Assida, La’assida, L’a’ssida العصيدة or Taraouit (near Marrakesh) is a thick porridge of semolina which is enjoyed across the Arab world. It’s an easy, frugal and bland dish with a Bedouin background. Basic ingredients are semolina (or flour in some countries), water and salt. However, a garnish of butter and good honey elevates assida to another level. Some like more honey than others, so we serve bowls on the side for the gourmands. I don’t blame them, I’m a self-confessed one.
Assida and Eid al Mawlid
In Morocco, Algeria and Tunisia, assida is traditionally served for breakfast on Eid al Mawlid, for it is said to have been one of the preferred dishes of the Prophet Mohammad ﷺ. Tunisian cuisine has a richer array of assidas made with nuts, but the basic white assida remains a cornerstone for this commemorative day.
Light and unctuous, it’s a family favorite, especially when Eid al Malwid falls in cold days.
What to Do with Cold Assida (Semolina Porridge)
Assida becomes thick and compact as it cools, and if you have wandered in the old city of Fez, you may have seen people selling squares of cold semolina pudding sprinkled with sugar and cinnamon—such a treat for children after school.
Another option is while the assida is still not set yet, you could stir in some raisins and sultanas.
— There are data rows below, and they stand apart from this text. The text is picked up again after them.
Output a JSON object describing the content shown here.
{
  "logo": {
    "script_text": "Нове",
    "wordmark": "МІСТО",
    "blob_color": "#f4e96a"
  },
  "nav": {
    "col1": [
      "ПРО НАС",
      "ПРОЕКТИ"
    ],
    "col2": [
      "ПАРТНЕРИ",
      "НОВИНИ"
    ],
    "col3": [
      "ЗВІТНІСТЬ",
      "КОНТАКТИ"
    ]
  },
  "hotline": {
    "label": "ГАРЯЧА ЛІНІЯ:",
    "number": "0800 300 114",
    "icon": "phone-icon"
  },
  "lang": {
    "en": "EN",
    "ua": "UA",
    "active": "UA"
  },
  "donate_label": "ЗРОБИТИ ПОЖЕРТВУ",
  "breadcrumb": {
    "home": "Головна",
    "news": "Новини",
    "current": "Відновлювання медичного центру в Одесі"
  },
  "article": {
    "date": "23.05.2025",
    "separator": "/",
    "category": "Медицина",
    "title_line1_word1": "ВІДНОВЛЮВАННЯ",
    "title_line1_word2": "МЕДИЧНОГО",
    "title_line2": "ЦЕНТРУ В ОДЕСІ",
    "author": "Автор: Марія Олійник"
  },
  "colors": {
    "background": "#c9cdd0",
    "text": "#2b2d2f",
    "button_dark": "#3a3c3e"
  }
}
Jazzed-up assida becomes a nice semolina pudding to serve after meals; we just flip it onto a serving dish and decorate it with toasted and caramelized nuts.
And if you don’t want to bother cooking dinner, thin leftover assida with water and/or milk and heat it; you will have a warm vegetarian soup in no time.
The Difference Between Assida and Tagoulla (Tagulla)
We generally make assida with durum wheat semolina of medium caliber. It’s thinner than Tagoulla, which is a classic Amazigh dish generally made with cracked corn but sometimes other grains. Tagoulla takes longer to cook, depending on the caliber of the crushed grain, which can vary from from roughly cracked to a coarse grit. ). It is served with amlou, honey and a form of fat (Lidam) called oudi (clarified butter) or just olive oil. Note the combination of olive oil and honey, which we are so fond of in Morocco.
Considering its porridge-like consistency, assida has to be eaten with a spoon, unlike tagoulla, which the Amazigh people scoop with their hands in the traditional way. Both dishes need to be served warm and thicken as they cool down.
Moroccan Semolina Porridge - Assida or l'Assida
- 1/2 lb coarse semolina - (durum wheat)
- 1 1/2 tsp salt, - or to taste
- 4 cups water
- 1/2 cup honey
- 1/4 cup butter - (in cubes, can replace with olive oil)
- To cook assida, make sure you use a deep saucepan with a thick bottom. The small quantity of semolina plumps up significantly.
- Bring the water to a boil. You can shorten the time by using a kettle to boil the water then transfer it to the saucepan.
- Fold in the semolina and stir. Make sure the heat is medium. Keep stirring every now and then and make sure you don't stray too far from the pot.
- Let the semolina simmer for about 20 minutes. As the porridge thickens, keep stirring and tasting until the semolina has a tender melting bite.
- In a deep serving dish, pour the assida and scatter dots of good honey and cubes of good quality butter all around. Serve some extra on the side.
Nutrition information is provided as a courtesy and is only an estimate obtained from online calculators. Optional ingredients may not be included in the nutritional information.REVIEW THIS RECIPE